> Data records:
::::

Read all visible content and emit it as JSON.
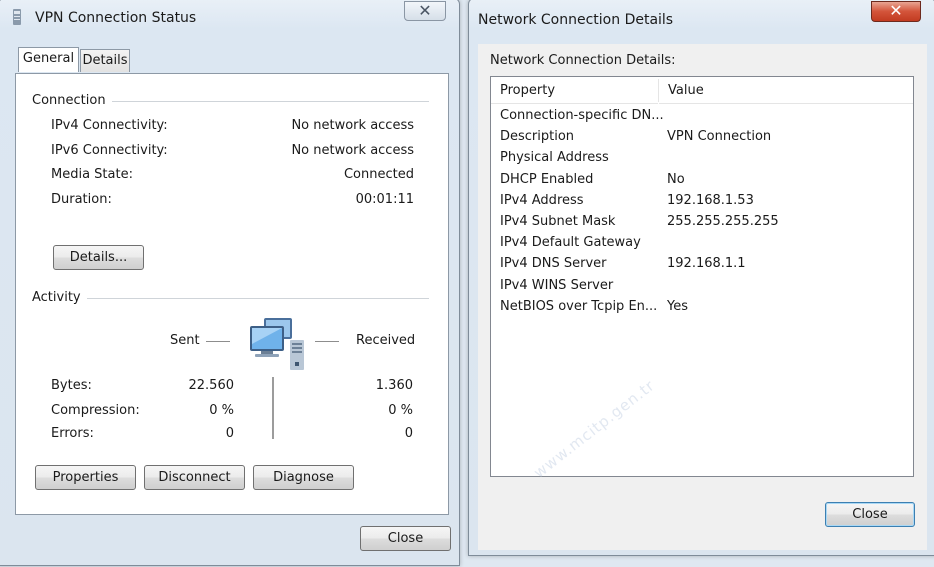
{
  "vpn_window": {
    "title": "VPN Connection Status",
    "tabs": [
      {
        "label": "General",
        "active": true
      },
      {
        "label": "Details",
        "active": false
      }
    ],
    "connection": {
      "heading": "Connection",
      "rows": [
        {
          "label": "IPv4 Connectivity:",
          "value": "No network access"
        },
        {
          "label": "IPv6 Connectivity:",
          "value": "No network access"
        },
        {
          "label": "Media State:",
          "value": "Connected"
        },
        {
          "label": "Duration:",
          "value": "00:01:11"
        }
      ],
      "details_button": "Details..."
    },
    "activity": {
      "heading": "Activity",
      "sent_label": "Sent",
      "received_label": "Received",
      "rows": [
        {
          "label": "Bytes:",
          "sent": "22.560",
          "received": "1.360"
        },
        {
          "label": "Compression:",
          "sent": "0 %",
          "received": "0 %"
        },
        {
          "label": "Errors:",
          "sent": "0",
          "received": "0"
        }
      ]
    },
    "buttons": {
      "properties": "Properties",
      "disconnect": "Disconnect",
      "diagnose": "Diagnose",
      "close": "Close"
    }
  },
  "details_window": {
    "title": "Network Connection Details",
    "caption": "Network Connection Details:",
    "columns": {
      "property": "Property",
      "value": "Value"
    },
    "rows": [
      {
        "property": "Connection-specific DN...",
        "value": ""
      },
      {
        "property": "Description",
        "value": "VPN Connection"
      },
      {
        "property": "Physical Address",
        "value": ""
      },
      {
        "property": "DHCP Enabled",
        "value": "No"
      },
      {
        "property": "IPv4 Address",
        "value": "192.168.1.53"
      },
      {
        "property": "IPv4 Subnet Mask",
        "value": "255.255.255.255"
      },
      {
        "property": "IPv4 Default Gateway",
        "value": ""
      },
      {
        "property": "IPv4 DNS Server",
        "value": "192.168.1.1"
      },
      {
        "property": "IPv4 WINS Server",
        "value": ""
      },
      {
        "property": "NetBIOS over Tcpip En...",
        "value": "Yes"
      }
    ],
    "close_button": "Close"
  },
  "watermark": "www.mcitp.gen.tr",
  "colors": {
    "desktop": "#dfe8f1",
    "window_frame": "#dbe5ef",
    "close_red": "#c23b21"
  }
}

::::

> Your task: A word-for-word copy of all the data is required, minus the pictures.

> Answer to this problem:
Read all visible content and emit it as JSON.
{
  "vpn_window": {
    "title": "VPN Connection Status",
    "tabs": [
      {
        "label": "General",
        "active": true
      },
      {
        "label": "Details",
        "active": false
      }
    ],
    "connection": {
      "heading": "Connection",
      "rows": [
        {
          "label": "IPv4 Connectivity:",
          "value": "No network access"
        },
        {
          "label": "IPv6 Connectivity:",
          "value": "No network access"
        },
        {
          "label": "Media State:",
          "value": "Connected"
        },
        {
          "label": "Duration:",
          "value": "00:01:11"
        }
      ],
      "details_button": "Details..."
    },
    "activity": {
      "heading": "Activity",
      "sent_label": "Sent",
      "received_label": "Received",
      "rows": [
        {
          "label": "Bytes:",
          "sent": "22.560",
          "received": "1.360"
        },
        {
          "label": "Compression:",
          "sent": "0 %",
          "received": "0 %"
        },
        {
          "label": "Errors:",
          "sent": "0",
          "received": "0"
        }
      ]
    },
    "buttons": {
      "properties": "Properties",
      "disconnect": "Disconnect",
      "diagnose": "Diagnose",
      "close": "Close"
    }
  },
  "details_window": {
    "title": "Network Connection Details",
    "caption": "Network Connection Details:",
    "columns": {
      "property": "Property",
      "value": "Value"
    },
    "rows": [
      {
        "property": "Connection-specific DN...",
        "value": ""
      },
      {
        "property": "Description",
        "value": "VPN Connection"
      },
      {
        "property": "Physical Address",
        "value": ""
      },
      {
        "property": "DHCP Enabled",
        "value": "No"
      },
      {
        "property": "IPv4 Address",
        "value": "192.168.1.53"
      },
      {
        "property": "IPv4 Subnet Mask",
        "value": "255.255.255.255"
      },
      {
        "property": "IPv4 Default Gateway",
        "value": ""
      },
      {
        "property": "IPv4 DNS Server",
        "value": "192.168.1.1"
      },
      {
        "property": "IPv4 WINS Server",
        "value": ""
      },
      {
        "property": "NetBIOS over Tcpip En...",
        "value": "Yes"
      }
    ],
    "close_button": "Close"
  },
  "watermark": "www.mcitp.gen.tr",
  "colors": {
    "desktop": "#dfe8f1",
    "window_frame": "#dbe5ef",
    "close_red": "#c23b21"
  }
}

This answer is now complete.